"Meet people where they are": a qualitative study of community barriers and facilitators to HIV testing and HIV self-testing among African Americans in urban and rural areas in North Carolina

BMC Public Health. 2020 Apr 15;20(1):494. doi: 10.1186/s12889-020-08582-z.

Abstract

Background: HIV testing programs in the United States aim to reach ethnic minority populations who experience high incidence of HIV, yet 40% of African Americans have never been tested for HIV. The objective of this study is to identify community-based strategies to increase testing among African Americans in both urban and rural areas.

Methods: This study conducted focus group discussions (FGDs) informed by community-based participatory research principles to examine African American's concerns and ideas around HIV testing and HIV self-testing. Participants included highly affected (i.e., PLWH, MSM, PWID, low-income, teens and young adults) populations from African American communities in North Carolina, aged 15 years and older. We digitally transcribed and analyzed qualitative data using MAXQDA and axial coding to identify emergent themes.

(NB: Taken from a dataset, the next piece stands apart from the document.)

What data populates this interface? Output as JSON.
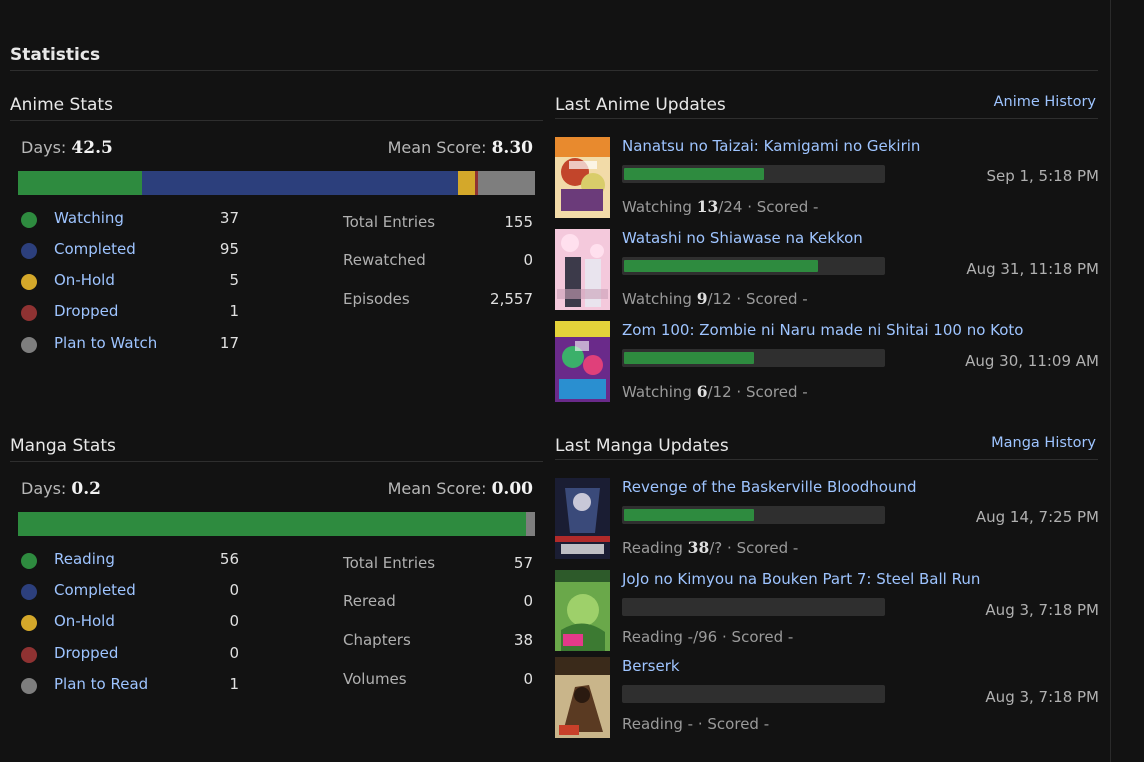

Results: Fifty-two men and women between 15 to 60 years old living in urban (n=41) and rural (n=11) areas of North Carolina participated in focus group discussions. HIV testing barriers differed by HIV testing setting: facility-based, community-based, and HIV self-testing. In community-based settings, barriers included confidentiality concerns. In facility-based settings (e.g., clinics), barriers included negative treatment by healthcare workers. With HIV self-testing, barriers included improper use of self-testing kits and lack of post-test support. HIV testing facilitators included partnering with community leaders, decentralizing testing beyond facility-based sites, and protecting confidentiality.

Conclusions: Findings suggest that HIV testing concerns among African Americans vary by HIV testing setting. African Americans may be willing to test for HIV at community events in public locations if client confidentiality is preserved and use HIV self-testing kits in private if post-test social support and services are provided. These community-identified facilitators may improve African American testing rates and uptake of HIV self-testing kits.

Keywords: African Americans; Community engagement; HIV; HIV self-testing.

MeSH terms

  • Adolescent
  • Adult
  • African Americans / psychology*
  • African Americans / statistics & numerical data
  • Community-Based Participatory Research
  • Female
  • Focus Groups
  • HIV Infections / diagnosis
  • HIV Infections / ethnology*
  • Health Services Accessibility*
  • Humans
  • Male
  • Mass Screening / methods
  • Mass Screening / psychology*
  • Mass Screening / statistics & numerical data*
  • Middle Aged
  • North Carolina / epidemiology
  • Qualitative Research
  • Rural Population / statistics & numerical data*
  • Urban Population / statistics & numerical data*
  • Young Adult